### Task details
In the records below, find every line with the word "description" and copy it.

Items from an interface collection:
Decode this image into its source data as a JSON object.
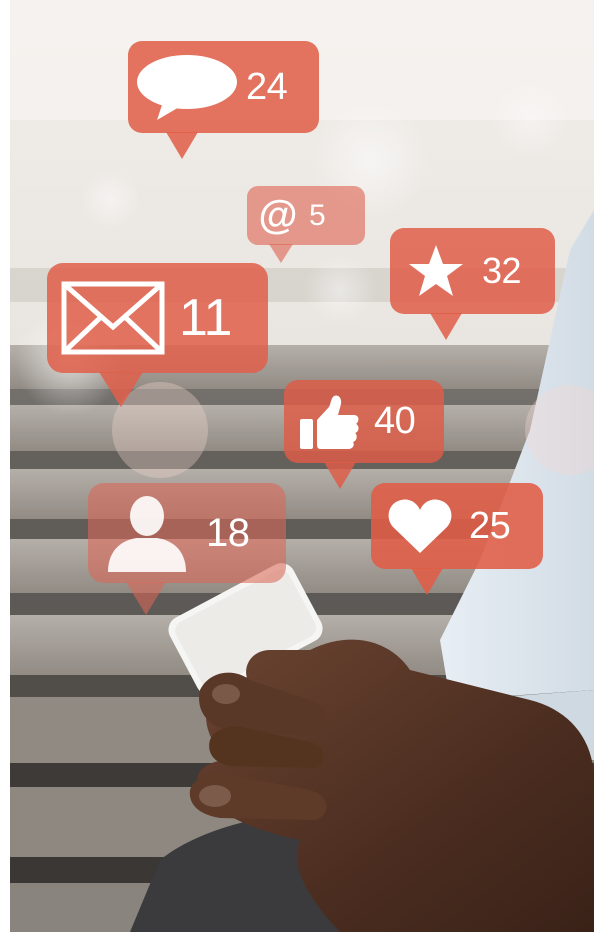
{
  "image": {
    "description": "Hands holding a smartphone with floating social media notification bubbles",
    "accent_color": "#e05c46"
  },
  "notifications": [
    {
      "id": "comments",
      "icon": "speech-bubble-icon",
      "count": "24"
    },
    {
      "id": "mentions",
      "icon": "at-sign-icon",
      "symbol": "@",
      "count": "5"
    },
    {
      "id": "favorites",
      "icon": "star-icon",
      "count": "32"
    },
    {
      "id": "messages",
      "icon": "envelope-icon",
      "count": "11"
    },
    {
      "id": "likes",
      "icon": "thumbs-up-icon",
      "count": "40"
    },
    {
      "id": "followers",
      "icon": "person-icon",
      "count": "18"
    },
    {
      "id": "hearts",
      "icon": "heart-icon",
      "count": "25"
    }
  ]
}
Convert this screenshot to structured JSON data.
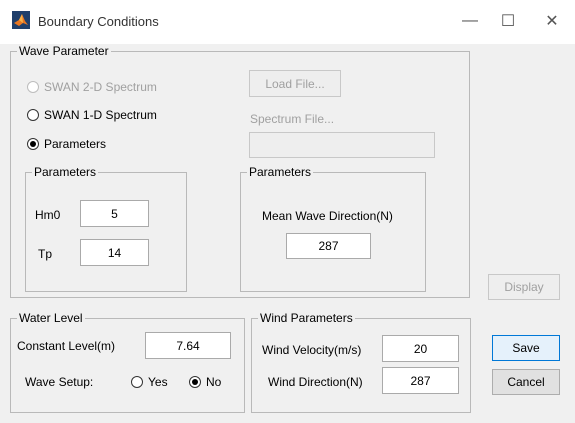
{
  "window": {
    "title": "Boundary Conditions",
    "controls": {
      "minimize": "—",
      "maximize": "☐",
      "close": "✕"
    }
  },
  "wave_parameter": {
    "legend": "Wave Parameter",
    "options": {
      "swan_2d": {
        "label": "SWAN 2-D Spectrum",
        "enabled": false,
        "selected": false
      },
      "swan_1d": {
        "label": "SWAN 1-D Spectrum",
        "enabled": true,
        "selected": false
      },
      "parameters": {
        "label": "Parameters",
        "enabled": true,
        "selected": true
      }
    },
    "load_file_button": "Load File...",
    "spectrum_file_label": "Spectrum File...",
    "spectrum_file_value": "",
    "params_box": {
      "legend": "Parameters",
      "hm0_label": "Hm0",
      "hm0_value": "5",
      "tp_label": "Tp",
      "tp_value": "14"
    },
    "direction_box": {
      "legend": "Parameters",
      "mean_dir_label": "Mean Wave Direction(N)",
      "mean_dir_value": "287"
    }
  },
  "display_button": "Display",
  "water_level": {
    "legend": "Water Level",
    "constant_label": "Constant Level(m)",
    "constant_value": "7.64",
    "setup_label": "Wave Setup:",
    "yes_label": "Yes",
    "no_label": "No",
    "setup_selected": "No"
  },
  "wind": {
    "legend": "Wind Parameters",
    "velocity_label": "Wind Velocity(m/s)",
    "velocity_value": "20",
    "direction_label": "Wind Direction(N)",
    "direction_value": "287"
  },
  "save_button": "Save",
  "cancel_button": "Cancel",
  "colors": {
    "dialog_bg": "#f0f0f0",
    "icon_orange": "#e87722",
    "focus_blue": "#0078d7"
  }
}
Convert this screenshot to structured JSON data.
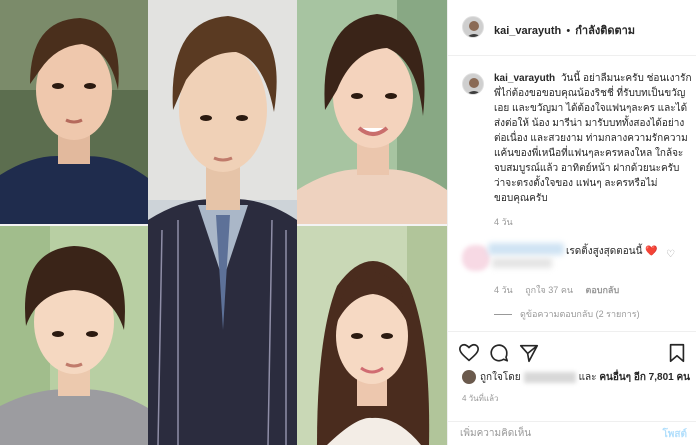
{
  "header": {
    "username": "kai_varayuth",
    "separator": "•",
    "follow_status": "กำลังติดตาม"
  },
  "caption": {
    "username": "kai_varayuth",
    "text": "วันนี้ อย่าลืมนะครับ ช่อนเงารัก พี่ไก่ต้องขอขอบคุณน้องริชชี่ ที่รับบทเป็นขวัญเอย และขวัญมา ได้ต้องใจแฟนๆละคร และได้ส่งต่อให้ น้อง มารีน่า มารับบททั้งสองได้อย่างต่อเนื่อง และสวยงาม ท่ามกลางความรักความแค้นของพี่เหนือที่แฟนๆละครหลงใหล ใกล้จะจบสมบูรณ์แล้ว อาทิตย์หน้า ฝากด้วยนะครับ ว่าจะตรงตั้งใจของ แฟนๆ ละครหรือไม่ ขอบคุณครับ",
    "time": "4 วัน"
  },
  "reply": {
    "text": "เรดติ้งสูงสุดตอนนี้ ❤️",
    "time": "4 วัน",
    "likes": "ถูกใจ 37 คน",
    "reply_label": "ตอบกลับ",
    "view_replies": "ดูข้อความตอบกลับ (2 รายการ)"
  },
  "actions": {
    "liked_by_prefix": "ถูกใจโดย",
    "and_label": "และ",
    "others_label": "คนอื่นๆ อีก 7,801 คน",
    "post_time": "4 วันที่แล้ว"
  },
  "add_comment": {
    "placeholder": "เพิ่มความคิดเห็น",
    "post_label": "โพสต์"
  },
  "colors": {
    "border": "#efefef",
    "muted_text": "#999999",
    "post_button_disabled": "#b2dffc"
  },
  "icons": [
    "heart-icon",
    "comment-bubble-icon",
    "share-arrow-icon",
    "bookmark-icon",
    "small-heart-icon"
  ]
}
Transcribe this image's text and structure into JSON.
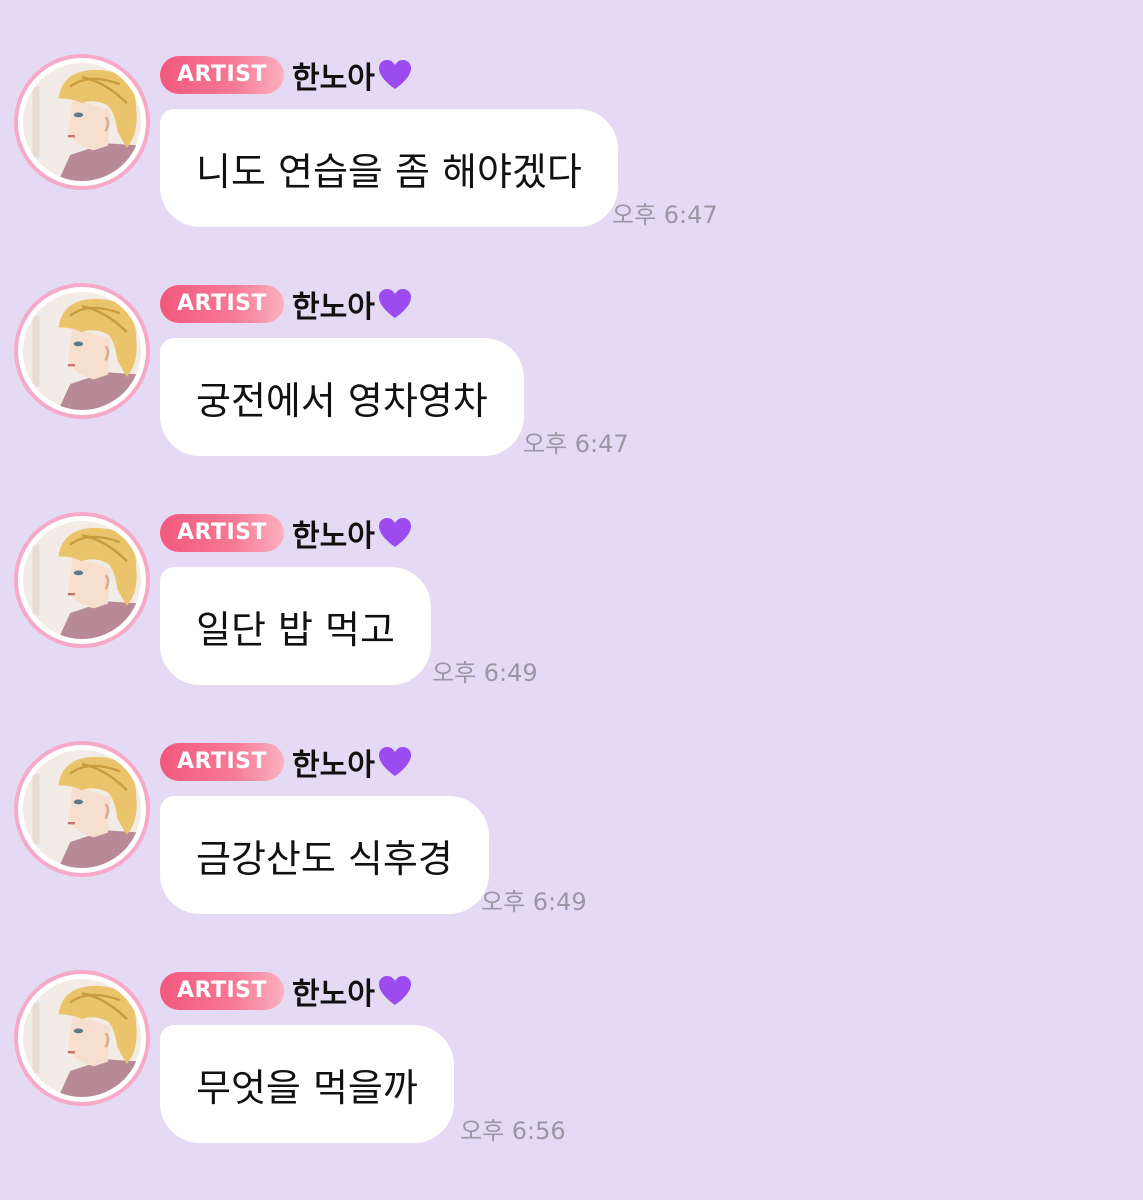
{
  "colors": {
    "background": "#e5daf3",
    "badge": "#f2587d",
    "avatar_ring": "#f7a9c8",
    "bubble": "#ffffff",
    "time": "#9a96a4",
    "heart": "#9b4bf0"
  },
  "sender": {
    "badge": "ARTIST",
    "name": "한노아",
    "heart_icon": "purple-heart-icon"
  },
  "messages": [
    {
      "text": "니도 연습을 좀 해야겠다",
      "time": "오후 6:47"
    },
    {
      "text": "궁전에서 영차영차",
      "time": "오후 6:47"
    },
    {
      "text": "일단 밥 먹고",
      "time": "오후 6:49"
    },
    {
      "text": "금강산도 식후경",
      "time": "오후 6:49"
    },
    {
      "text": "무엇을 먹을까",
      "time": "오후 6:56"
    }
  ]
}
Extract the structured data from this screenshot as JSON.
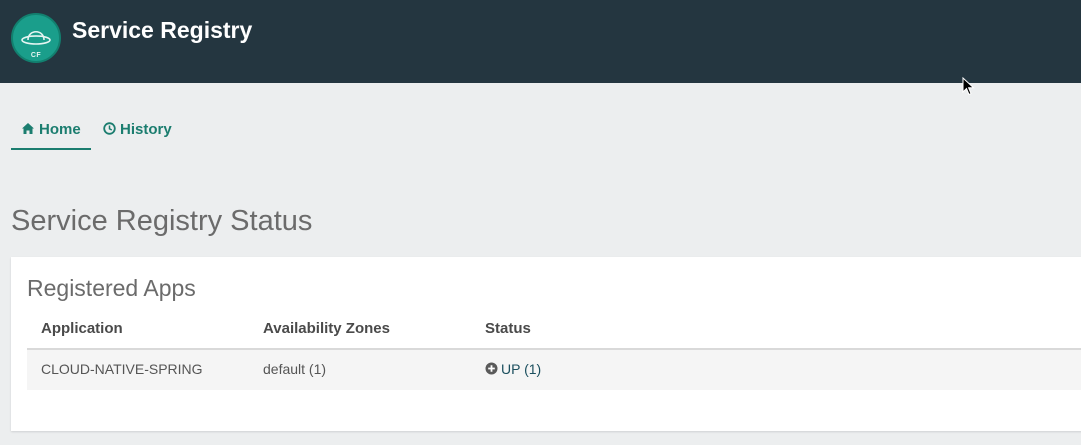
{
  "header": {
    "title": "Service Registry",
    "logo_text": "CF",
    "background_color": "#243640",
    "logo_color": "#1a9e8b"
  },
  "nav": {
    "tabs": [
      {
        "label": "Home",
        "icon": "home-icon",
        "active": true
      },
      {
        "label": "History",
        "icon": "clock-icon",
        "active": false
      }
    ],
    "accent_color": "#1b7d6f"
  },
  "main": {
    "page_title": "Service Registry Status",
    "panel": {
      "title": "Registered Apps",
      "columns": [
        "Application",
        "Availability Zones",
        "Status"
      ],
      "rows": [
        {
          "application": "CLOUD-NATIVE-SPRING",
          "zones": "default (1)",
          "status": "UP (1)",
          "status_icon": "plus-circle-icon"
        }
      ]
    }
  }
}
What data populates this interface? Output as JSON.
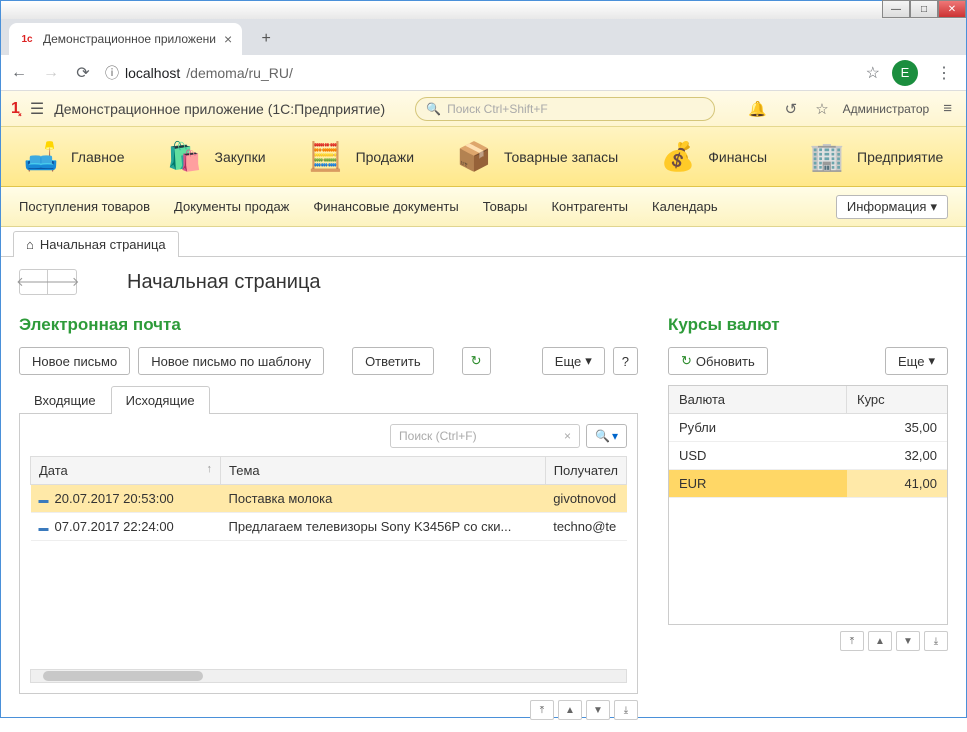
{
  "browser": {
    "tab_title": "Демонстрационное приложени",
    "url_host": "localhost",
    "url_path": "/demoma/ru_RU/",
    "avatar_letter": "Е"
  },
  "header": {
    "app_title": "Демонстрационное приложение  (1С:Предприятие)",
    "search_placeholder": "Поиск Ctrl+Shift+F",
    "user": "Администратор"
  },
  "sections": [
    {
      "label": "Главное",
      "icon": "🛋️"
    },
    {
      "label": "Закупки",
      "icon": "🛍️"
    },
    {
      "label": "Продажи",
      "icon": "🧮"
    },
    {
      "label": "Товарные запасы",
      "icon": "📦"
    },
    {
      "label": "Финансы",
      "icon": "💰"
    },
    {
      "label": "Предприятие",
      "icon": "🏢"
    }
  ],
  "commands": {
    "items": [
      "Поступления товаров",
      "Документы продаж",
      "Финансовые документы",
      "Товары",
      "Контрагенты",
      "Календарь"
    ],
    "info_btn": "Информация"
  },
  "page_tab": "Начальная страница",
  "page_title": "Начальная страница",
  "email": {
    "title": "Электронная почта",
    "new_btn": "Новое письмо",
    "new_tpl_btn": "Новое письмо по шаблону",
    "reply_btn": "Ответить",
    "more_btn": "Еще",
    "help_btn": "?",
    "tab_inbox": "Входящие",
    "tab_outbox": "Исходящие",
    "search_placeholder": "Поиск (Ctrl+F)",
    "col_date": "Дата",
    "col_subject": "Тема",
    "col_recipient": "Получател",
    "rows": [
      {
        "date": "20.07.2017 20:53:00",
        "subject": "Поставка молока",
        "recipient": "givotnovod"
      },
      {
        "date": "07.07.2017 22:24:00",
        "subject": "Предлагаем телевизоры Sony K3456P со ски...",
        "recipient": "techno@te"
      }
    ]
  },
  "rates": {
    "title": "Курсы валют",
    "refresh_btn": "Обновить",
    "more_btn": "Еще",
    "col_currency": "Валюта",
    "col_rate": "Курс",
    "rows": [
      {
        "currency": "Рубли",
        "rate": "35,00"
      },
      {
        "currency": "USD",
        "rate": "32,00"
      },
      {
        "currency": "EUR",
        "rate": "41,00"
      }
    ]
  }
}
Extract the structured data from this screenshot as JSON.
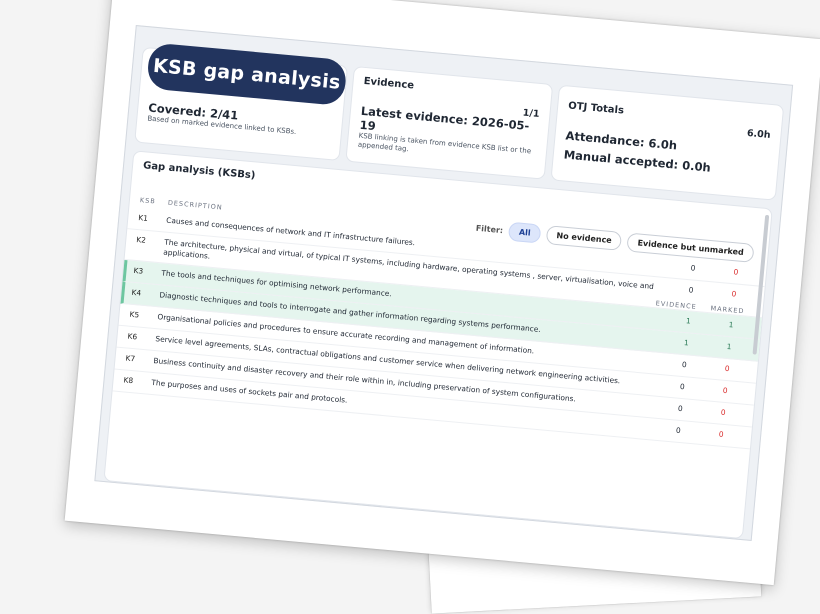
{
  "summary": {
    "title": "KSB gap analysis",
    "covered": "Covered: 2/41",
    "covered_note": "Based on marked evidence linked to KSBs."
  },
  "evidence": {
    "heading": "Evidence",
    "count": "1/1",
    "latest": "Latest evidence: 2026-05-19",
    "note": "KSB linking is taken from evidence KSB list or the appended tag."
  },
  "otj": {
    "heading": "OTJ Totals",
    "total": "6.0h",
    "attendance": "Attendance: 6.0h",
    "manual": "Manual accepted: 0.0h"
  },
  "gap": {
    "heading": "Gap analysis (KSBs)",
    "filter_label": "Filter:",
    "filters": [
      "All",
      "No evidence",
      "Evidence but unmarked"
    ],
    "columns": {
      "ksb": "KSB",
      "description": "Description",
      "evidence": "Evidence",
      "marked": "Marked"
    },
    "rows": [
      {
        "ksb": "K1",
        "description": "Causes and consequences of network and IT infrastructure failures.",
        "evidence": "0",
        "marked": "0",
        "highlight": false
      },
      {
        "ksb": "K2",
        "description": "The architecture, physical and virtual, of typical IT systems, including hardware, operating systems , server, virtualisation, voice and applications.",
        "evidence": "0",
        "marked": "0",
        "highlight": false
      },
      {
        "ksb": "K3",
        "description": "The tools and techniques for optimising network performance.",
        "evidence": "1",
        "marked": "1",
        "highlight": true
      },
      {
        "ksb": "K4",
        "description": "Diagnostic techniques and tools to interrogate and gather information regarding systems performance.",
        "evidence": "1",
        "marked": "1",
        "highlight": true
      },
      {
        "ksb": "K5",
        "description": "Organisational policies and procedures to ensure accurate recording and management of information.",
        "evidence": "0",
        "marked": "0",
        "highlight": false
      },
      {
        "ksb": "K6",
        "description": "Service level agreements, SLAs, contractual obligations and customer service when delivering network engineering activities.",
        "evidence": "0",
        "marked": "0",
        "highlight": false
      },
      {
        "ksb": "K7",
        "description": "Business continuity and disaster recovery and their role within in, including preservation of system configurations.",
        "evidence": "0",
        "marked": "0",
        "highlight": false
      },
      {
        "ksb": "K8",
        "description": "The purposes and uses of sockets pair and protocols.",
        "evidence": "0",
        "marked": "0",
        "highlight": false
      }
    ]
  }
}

### Answer
    "description": "Hands holding a smartphone with floating social media notification bubbles",
      "description": "Description",
        "description": "Causes and consequences of network and IT infrastructure failures.",
        "description": "The architecture, physical and virtual, of typical IT systems, including hardware, operating systems , server, virtualisation, voice and applications.",
        "description": "The tools and techniques for optimising network performance.",
        "description": "Diagnostic techniques and tools to interrogate and gather information regarding systems performance.",
        "description": "Organisational policies and procedures to ensure accurate recording and management of information.",
        "description": "Service level agreements, SLAs, contractual obligations and customer service when delivering network engineering activities.",
        "description": "Business continuity and disaster recovery and their role within in, including preservation of system configurations.",
        "description": "The purposes and uses of sockets pair and protocols.",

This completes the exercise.